Follow Us

  • Follow Blue Sky Collaborative on Twitter   Follow Blue Sky Collaborative on Facebook   Subscribe to Blue Sky Collaborative's RSS  Feed

About Blue Sky Collaborative

  • about our

    Blue Sky Collaborative is a privately held Boston-based company committed to building the best web-based software products available in order to help non-profit organizations live their mission, achieve their goals and make the world a better place. Blue Sky Collaborative has been in business since 2003, and was started by people who understand the non-profit world. Our clients are our partners and we begin everyday excited about the work we are doing together.

    who uses our
    products &

    We've worked with non-profits of all sizes, from start-up all volunteer grassroot efforts to global non-profits, and for a variety of causes, from political to humanitarian to disease related charities. What unites our clients is that they are looking for an easy, effective and affordable partner to help them understand and solve the technology challenges they face. No where is this more clear than with our clients that use SWEET, our online pledge event and viral fundriasing software.

« Slideshare Platform Underused By Nonprofits for SEO | Main | Facebook Causes Continue to Show Little Promise as Fundraising Tools »


Ken Goldstein

I think you're looking at the wrong numbers. Whether they've raised $1.36 or $2.40 per current "member" is insignificant.

I want to know how much did they spend to raise the $388,000? Was that from current donors who gave through Facebook rather than their mail appeal? Or was a significant amount of that from new donors?

The cost of acquisition per donor is an important part of deciding whether or not the Facebook strategy is paying off. Obviously, if it's more than $1.36 then there better be some other value for the organization using Facebook Causes other than the income.

But, I'm willing to guess that the the cost per donor is quite small, and, once the Causes page is up and running, the marginal cost for each additional donor acquired goes down.

I'd love to hear from somebody from the Nature Conservancy with more data, and whether or not they feel they've gotten a good ROI from Facebook Causes. They're no bunch of dummies. I'm guessing they've done the analysis and are satisfied.

Syam Buradagunta

Thanks for the thoughtful comment. You've raised a great question. How much are they spending on their Causes page? What do you think? An FTE for 3 years or so? Perhaps they spent $150K to raised that $388K? If so, that's not efficient.

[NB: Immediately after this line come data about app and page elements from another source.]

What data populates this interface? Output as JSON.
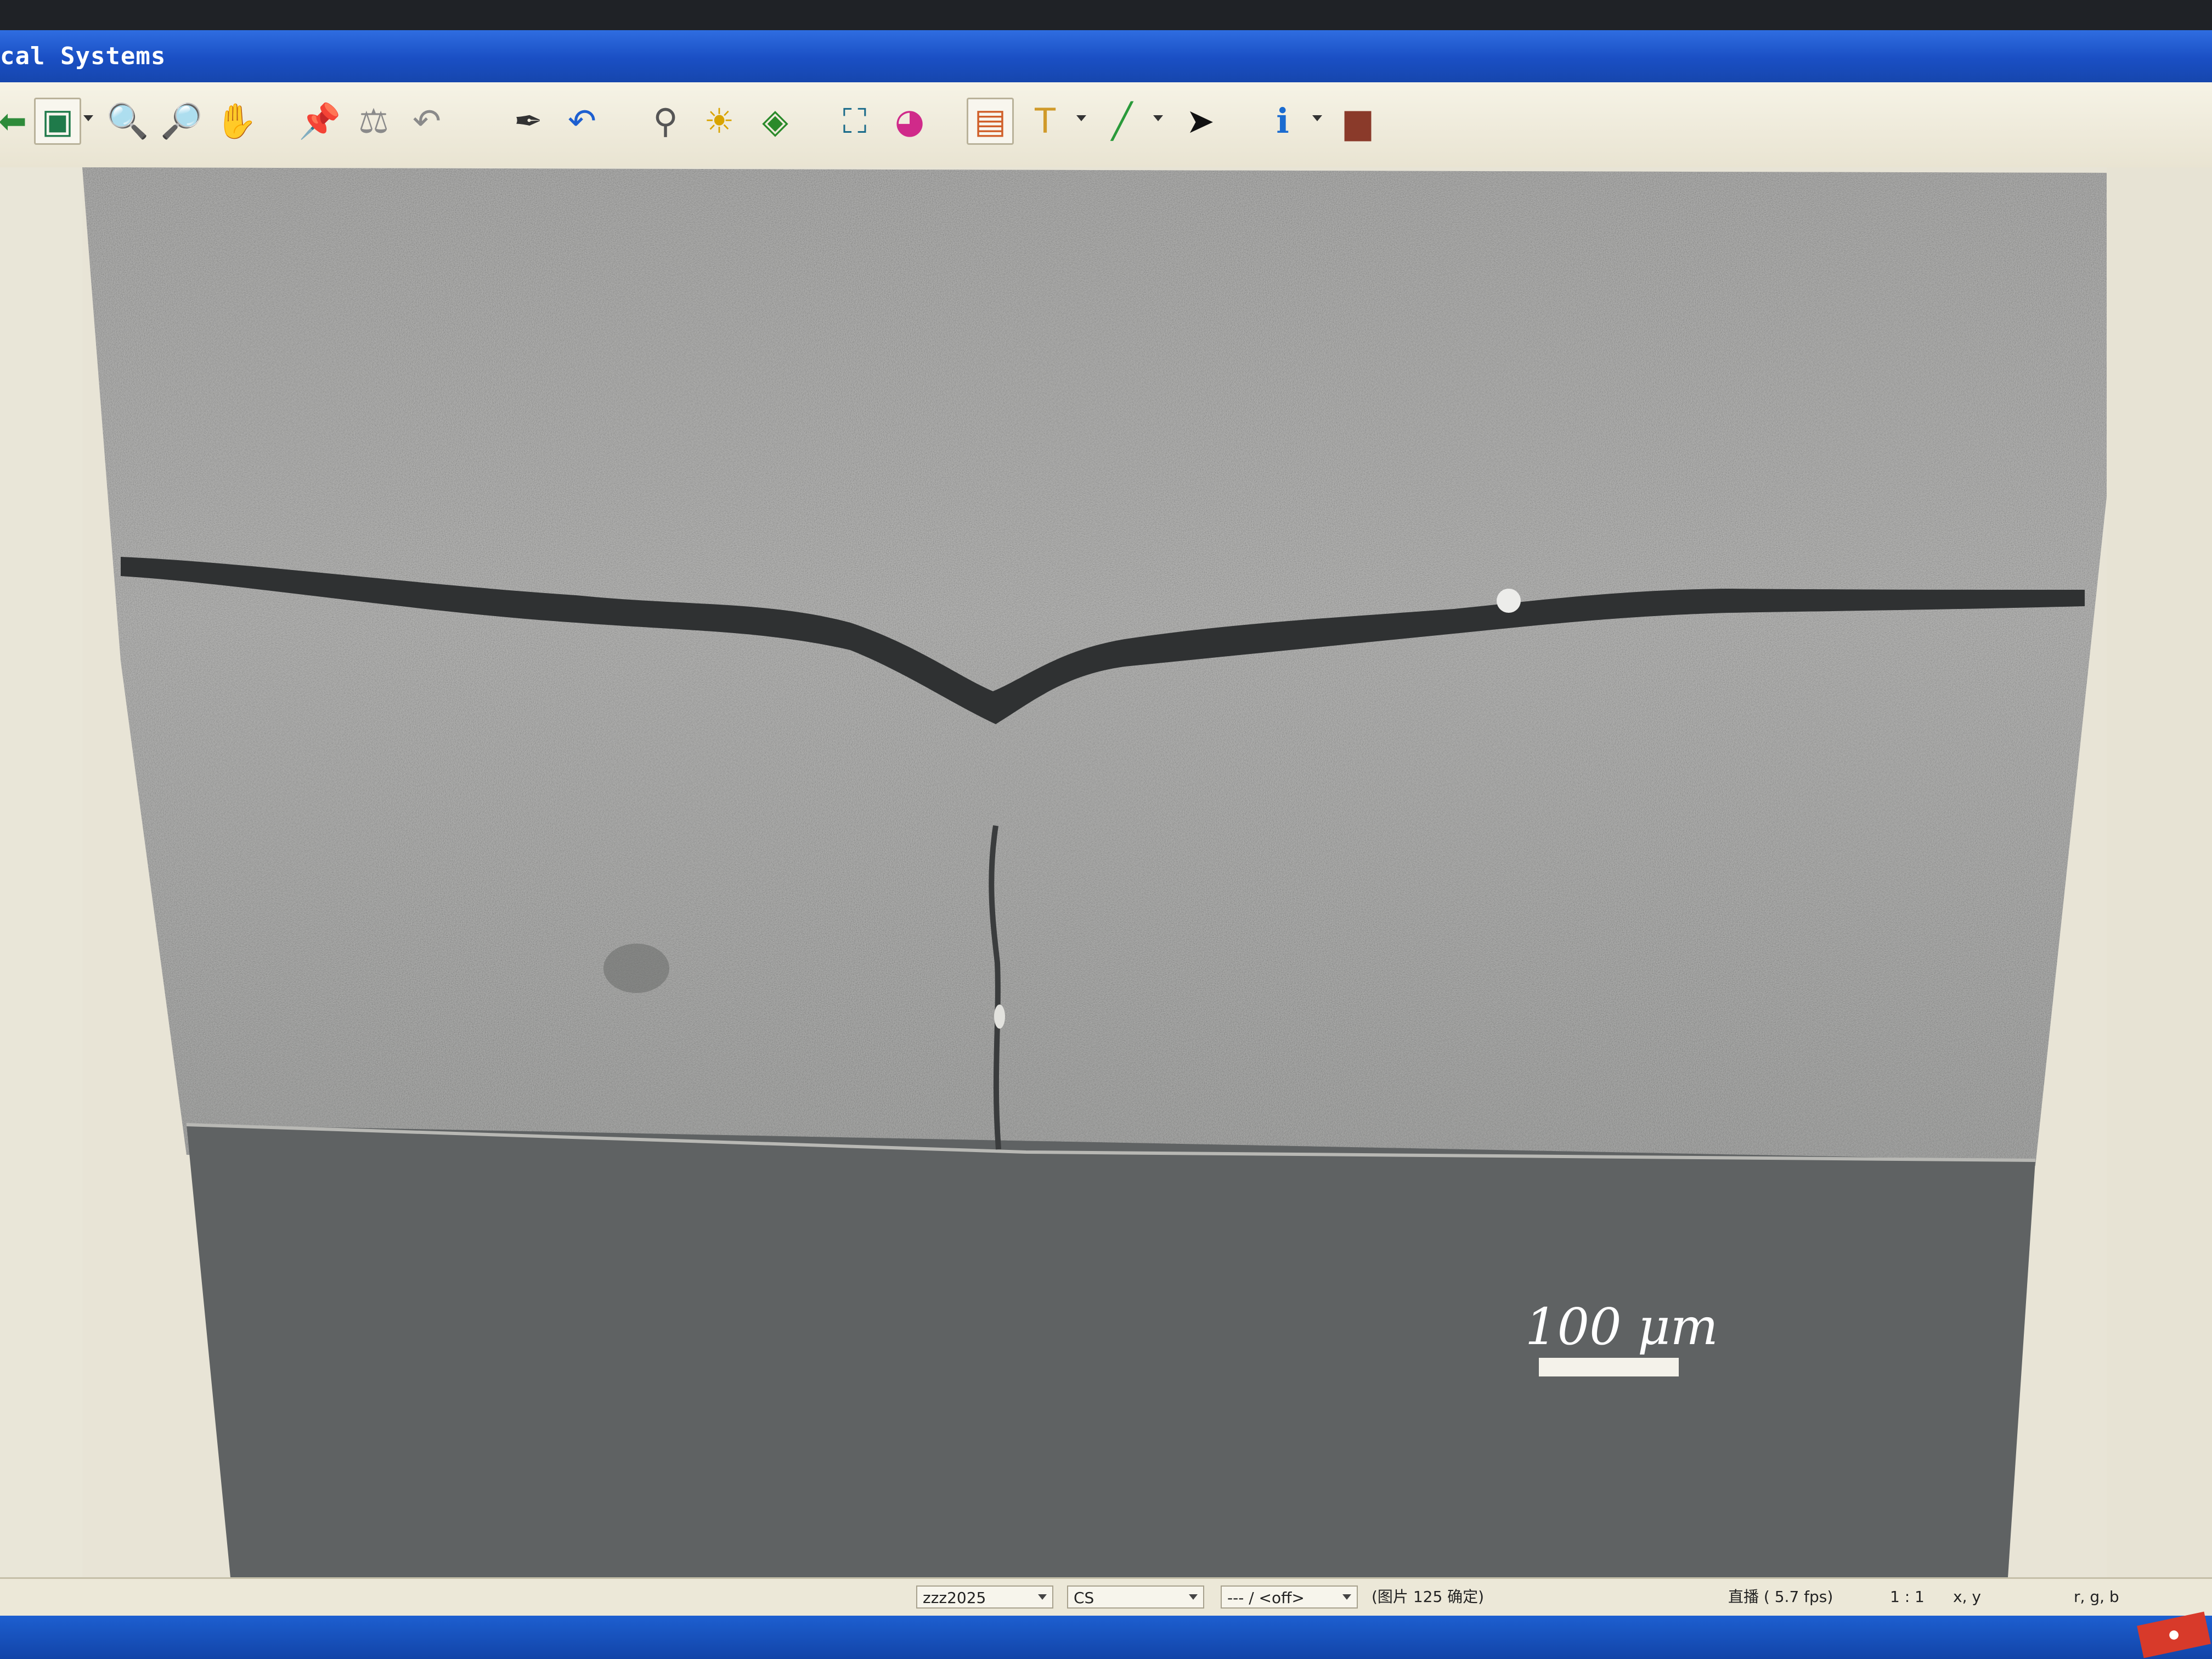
{
  "window": {
    "title": "cal Systems"
  },
  "toolbar": {
    "buttons": [
      {
        "name": "back-arrow-icon",
        "glyph": "⬅",
        "color": "#2e8b3a"
      },
      {
        "name": "live-view-icon",
        "glyph": "▣",
        "color": "#1f7a4a"
      },
      {
        "name": "zoom-in-icon",
        "glyph": "🔍",
        "color": "#2a2a2a"
      },
      {
        "name": "zoom-out-icon",
        "glyph": "🔎",
        "color": "#2a2a2a"
      },
      {
        "name": "hand-pan-icon",
        "glyph": "✋",
        "color": "#e08a2a"
      },
      {
        "name": "pin-icon",
        "glyph": "📌",
        "color": "#8a8a8a"
      },
      {
        "name": "measure-icon",
        "glyph": "⚖",
        "color": "#8a8a8a"
      },
      {
        "name": "undo-gray-icon",
        "glyph": "↶",
        "color": "#8a8a8a"
      },
      {
        "name": "eyedropper-icon",
        "glyph": "✒",
        "color": "#333333"
      },
      {
        "name": "undo-icon",
        "glyph": "↶",
        "color": "#1d5fd0"
      },
      {
        "name": "magnifier-icon",
        "glyph": "⚲",
        "color": "#555555"
      },
      {
        "name": "brightness-icon",
        "glyph": "☀",
        "color": "#d9a400"
      },
      {
        "name": "layers-icon",
        "glyph": "◈",
        "color": "#2a8a2a"
      },
      {
        "name": "crop-icon",
        "glyph": "⛶",
        "color": "#1a6b8a"
      },
      {
        "name": "color-wheel-icon",
        "glyph": "◕",
        "color": "#d02a8a"
      },
      {
        "name": "overlay-icon",
        "glyph": "▤",
        "color": "#d0602a"
      },
      {
        "name": "text-icon",
        "glyph": "T",
        "color": "#d09a2a"
      },
      {
        "name": "line-tool-icon",
        "glyph": "╱",
        "color": "#2a9a3a"
      },
      {
        "name": "pointer-icon",
        "glyph": "➤",
        "color": "#111111"
      },
      {
        "name": "info-icon",
        "glyph": "ℹ",
        "color": "#1a6bd0"
      },
      {
        "name": "toolbox-icon",
        "glyph": "▆",
        "color": "#8a3a2a"
      }
    ]
  },
  "image": {
    "scale_label": "100 μm"
  },
  "statusbar": {
    "camera": "zzz2025",
    "mode": "CS",
    "overlay": "--- / <off>",
    "image_info": "(图片 125 确定)",
    "live": "直播 ( 5.7 fps)",
    "zoom": "1 : 1",
    "coords_label": "x, y",
    "rgb_label": "r, g, b"
  }
}
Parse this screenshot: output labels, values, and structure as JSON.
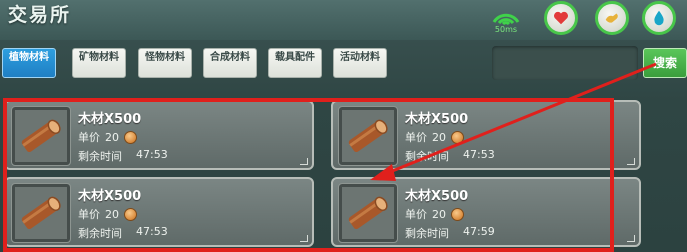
{
  "header": {
    "title": "交易所",
    "ping": "50ms",
    "buttons": [
      {
        "name": "heart-icon",
        "color": "#e23a3a"
      },
      {
        "name": "shake-hands-icon",
        "color": "#e7b23a"
      },
      {
        "name": "water-drop-icon",
        "color": "#18a6c8"
      }
    ]
  },
  "tabs": [
    {
      "label": "植物材料",
      "active": true
    },
    {
      "label": "矿物材料",
      "active": false
    },
    {
      "label": "怪物材料",
      "active": false
    },
    {
      "label": "合成材料",
      "active": false
    },
    {
      "label": "载具配件",
      "active": false
    },
    {
      "label": "活动材料",
      "active": false
    }
  ],
  "search": {
    "placeholder": "",
    "button_label": "搜索"
  },
  "listings": [
    {
      "name": "木材X500",
      "price_label": "单价",
      "price": "20",
      "time_label": "剩余时间",
      "time": "47:53",
      "icon": "wood-log-icon"
    },
    {
      "name": "木材X500",
      "price_label": "单价",
      "price": "20",
      "time_label": "剩余时间",
      "time": "47:53",
      "icon": "wood-log-icon"
    },
    {
      "name": "木材X500",
      "price_label": "单价",
      "price": "20",
      "time_label": "剩余时间",
      "time": "47:53",
      "icon": "wood-log-icon"
    },
    {
      "name": "木材X500",
      "price_label": "单价",
      "price": "20",
      "time_label": "剩余时间",
      "time": "47:59",
      "icon": "wood-log-icon"
    }
  ],
  "annotation": {
    "highlight_color": "#e0201c"
  }
}
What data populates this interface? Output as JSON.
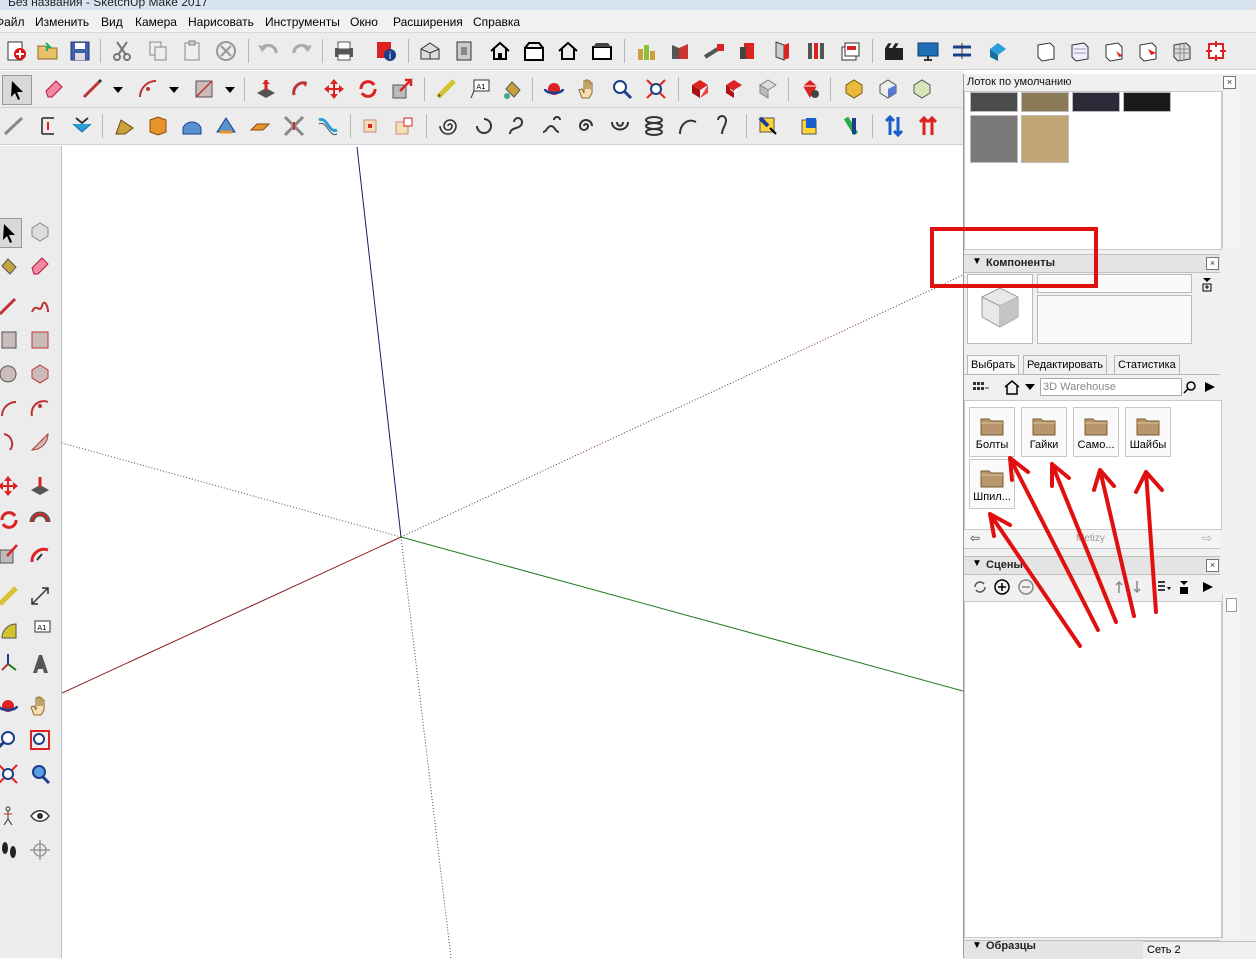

The whole attitude around Causes baffles me. It's a marketing tool. Marketing should lead to sales/donations and revenue, right? The fact that intelligent folks like yourself and the people at Nat. Conservancy would deem revenue insignificant is difficult to believe and is somewhat baffling. Somebody please explain this to me. Am I too fixated on the bottom line? Am I the only one who is skeptical? I agree with you. Someone at Nature Conservancy, needs to tell us what they've gained from your Causes page. My MBA is telling me that it wasn't a good investment at all. Thanks again, Ken.

Lasting Power of Attorney

The essential point, is that Facebook was never designed as a fundraising tool.

computer service orange county

They are social networking sites - so it will help you network with friends and family. Not a fund raising sites.

The comments to this entry are closed.


  • Alltop, all the top stories recognizes Blue Sky Collaborative as a top fundraising blog.

NonProfit Marketing

    Nonprofit Marketing
Blog powered by Typepad